Post-election violence in Kenya has crippled the delivery of fuel to Rwanda, forcing authorities to institute petroleum rationing. Rwandans who depend upon their cars for business say they fear a continuation of the crisis may have devastating economic consequences. Noel King has more in this report from the Rwandan capital, Kigali.

Rwanda imports most of its petroleum from the Kenyan port city of Mombasa, but ethnic clashes have blocked roads across Kenya following the nation's hotly contested Presidential election.

Rwanda's Minister of Commerce, Industry, Investment and Tourism, Protais Mitali, says Rwanda will now turn to neighboring Tanzania for help importing petroleum.

"We are trying to take measures to avoid a crisis. We are trying to use the Dar Es Salaam port and the road from Tanzania to Rwanda," he said.

Rwandan drivers have been limited to ten liters of gasoline per day for small cars and twenty liters for larger vehicles. Those who depend upon their vehicles to make a living say they fear the economic consequences of a long-term conflict in Kenya may be devastating.

Adrian Nzabire is a driver who ferries tourists and businesspeople around Rwanda.  "If it continues, it will be a big problem, because all of our petrol and many things come from Kenya," he said.

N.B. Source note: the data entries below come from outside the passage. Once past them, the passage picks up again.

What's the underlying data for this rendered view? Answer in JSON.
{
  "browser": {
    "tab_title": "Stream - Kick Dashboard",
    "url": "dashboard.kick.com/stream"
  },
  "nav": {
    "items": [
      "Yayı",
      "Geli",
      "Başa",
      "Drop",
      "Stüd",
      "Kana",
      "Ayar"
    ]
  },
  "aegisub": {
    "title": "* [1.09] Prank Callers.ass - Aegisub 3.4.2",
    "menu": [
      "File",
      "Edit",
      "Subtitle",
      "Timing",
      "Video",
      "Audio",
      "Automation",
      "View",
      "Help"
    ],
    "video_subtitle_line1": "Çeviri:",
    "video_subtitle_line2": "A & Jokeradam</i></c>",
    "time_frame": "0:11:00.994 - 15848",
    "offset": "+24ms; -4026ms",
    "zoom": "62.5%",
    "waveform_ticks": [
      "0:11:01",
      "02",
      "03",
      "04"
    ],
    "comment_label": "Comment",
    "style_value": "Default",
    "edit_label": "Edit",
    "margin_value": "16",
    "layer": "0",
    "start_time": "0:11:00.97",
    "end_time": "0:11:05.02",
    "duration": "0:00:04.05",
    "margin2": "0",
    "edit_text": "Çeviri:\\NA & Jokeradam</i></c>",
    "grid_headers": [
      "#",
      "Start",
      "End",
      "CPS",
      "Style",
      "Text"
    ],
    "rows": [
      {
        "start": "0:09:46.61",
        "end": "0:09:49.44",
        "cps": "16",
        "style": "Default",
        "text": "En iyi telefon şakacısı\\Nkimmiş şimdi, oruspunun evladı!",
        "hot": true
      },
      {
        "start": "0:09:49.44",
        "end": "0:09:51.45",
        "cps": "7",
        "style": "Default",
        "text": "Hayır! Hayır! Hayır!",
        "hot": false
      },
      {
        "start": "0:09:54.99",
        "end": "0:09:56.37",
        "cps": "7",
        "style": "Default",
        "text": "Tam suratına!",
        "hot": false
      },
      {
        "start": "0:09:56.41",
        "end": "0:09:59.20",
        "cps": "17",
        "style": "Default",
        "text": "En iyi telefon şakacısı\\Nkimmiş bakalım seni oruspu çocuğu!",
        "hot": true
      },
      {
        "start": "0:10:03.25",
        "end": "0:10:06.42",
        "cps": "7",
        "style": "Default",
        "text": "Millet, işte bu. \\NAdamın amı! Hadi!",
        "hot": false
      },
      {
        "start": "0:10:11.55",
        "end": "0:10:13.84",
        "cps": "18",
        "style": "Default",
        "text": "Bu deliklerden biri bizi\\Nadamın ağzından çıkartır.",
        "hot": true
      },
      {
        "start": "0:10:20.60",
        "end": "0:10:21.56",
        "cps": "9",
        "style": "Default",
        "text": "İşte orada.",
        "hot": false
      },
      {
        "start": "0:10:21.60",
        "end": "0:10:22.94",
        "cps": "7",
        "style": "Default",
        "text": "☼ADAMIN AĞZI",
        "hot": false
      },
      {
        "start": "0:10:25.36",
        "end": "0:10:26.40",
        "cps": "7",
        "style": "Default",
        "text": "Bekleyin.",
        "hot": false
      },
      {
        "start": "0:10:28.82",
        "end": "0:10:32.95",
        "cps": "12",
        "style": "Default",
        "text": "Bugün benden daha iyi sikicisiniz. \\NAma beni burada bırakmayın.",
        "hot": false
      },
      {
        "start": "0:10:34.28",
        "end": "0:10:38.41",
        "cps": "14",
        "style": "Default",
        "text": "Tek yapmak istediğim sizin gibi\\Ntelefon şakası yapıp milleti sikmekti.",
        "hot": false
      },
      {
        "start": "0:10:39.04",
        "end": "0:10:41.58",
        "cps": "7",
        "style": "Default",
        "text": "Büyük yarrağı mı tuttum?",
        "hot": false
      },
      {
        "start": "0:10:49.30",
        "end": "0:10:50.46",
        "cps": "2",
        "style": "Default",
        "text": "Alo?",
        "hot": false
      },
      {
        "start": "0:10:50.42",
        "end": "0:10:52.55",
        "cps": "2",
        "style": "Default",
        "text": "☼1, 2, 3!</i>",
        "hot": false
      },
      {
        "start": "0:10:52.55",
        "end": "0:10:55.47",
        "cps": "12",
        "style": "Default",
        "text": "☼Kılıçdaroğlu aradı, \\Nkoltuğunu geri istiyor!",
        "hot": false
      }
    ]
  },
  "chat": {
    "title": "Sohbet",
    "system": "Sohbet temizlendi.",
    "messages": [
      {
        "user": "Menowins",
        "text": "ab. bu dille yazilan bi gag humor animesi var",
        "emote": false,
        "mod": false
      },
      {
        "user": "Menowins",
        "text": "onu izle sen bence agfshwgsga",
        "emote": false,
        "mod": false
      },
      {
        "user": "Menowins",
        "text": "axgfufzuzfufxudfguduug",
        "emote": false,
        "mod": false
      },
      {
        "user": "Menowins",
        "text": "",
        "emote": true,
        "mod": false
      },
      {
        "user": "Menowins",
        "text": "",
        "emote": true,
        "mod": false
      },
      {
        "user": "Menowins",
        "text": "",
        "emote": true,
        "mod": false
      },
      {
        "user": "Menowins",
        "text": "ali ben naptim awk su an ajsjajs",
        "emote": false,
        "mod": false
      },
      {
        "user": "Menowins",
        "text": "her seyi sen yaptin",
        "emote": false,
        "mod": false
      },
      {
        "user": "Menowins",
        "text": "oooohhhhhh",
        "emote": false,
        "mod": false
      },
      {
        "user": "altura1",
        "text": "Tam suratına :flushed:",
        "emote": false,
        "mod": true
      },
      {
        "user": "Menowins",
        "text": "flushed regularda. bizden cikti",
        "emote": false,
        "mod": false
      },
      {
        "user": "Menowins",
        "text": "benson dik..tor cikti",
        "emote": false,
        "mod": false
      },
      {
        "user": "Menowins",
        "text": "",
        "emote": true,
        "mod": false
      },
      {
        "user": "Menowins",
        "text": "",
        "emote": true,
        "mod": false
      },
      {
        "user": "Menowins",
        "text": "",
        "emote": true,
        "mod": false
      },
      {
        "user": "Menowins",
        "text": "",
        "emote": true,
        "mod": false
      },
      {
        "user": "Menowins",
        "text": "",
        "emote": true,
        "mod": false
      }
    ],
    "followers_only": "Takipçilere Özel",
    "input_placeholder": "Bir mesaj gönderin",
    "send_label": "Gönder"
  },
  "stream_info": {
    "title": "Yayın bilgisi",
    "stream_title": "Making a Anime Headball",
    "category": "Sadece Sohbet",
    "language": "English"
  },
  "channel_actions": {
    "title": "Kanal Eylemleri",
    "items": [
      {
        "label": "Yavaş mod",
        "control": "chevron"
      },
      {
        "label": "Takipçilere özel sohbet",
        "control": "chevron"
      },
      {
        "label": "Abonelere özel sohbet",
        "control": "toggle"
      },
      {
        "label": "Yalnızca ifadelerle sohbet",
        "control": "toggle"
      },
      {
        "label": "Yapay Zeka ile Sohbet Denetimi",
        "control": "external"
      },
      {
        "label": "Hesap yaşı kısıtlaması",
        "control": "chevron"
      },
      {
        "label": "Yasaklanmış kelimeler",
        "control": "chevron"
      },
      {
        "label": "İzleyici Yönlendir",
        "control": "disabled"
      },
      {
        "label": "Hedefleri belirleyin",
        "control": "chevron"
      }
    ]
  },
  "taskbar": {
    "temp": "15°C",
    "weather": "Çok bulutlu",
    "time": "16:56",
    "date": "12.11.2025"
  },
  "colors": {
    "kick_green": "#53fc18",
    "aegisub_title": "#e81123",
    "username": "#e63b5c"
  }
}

The future is not grim for everyone, though. Sam Dargan is the chief executive officer of Great Lakes Energy, a Kigali-based company that sells and installs solar panels. He told VOA that the current fuel shortages illustrate the importance of solar energy in countries where many people depend upon fuel-based generators for electricity.

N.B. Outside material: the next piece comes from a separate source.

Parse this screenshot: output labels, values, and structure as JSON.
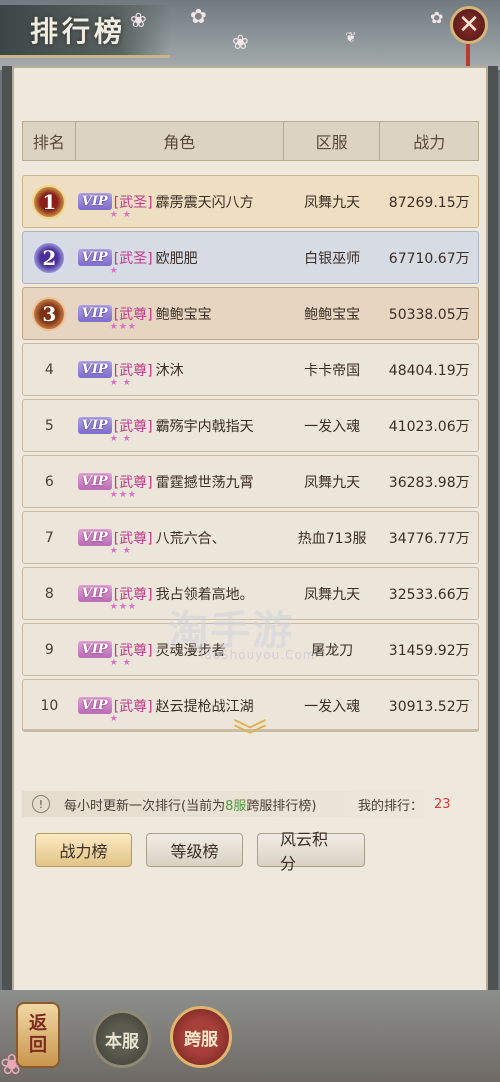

"When there's a fuel shortage two things happen:  the price of fuel goes up, which makes solar [energy] a more economical investment than it already is; and they struggle to get fuel for the generators they need, which makes solar [energy] an urgent priority," he noted.

Rwandan authorities said they are not making plans to end the fuel rationing at this time.

Rwanda's neighbor, Uganda, has also been hit hard by the shortages. Prices of staple foods in the country have risen by as much as 30 percent, as farmers struggle to get their crops from outlying areas to the capital, Kampala.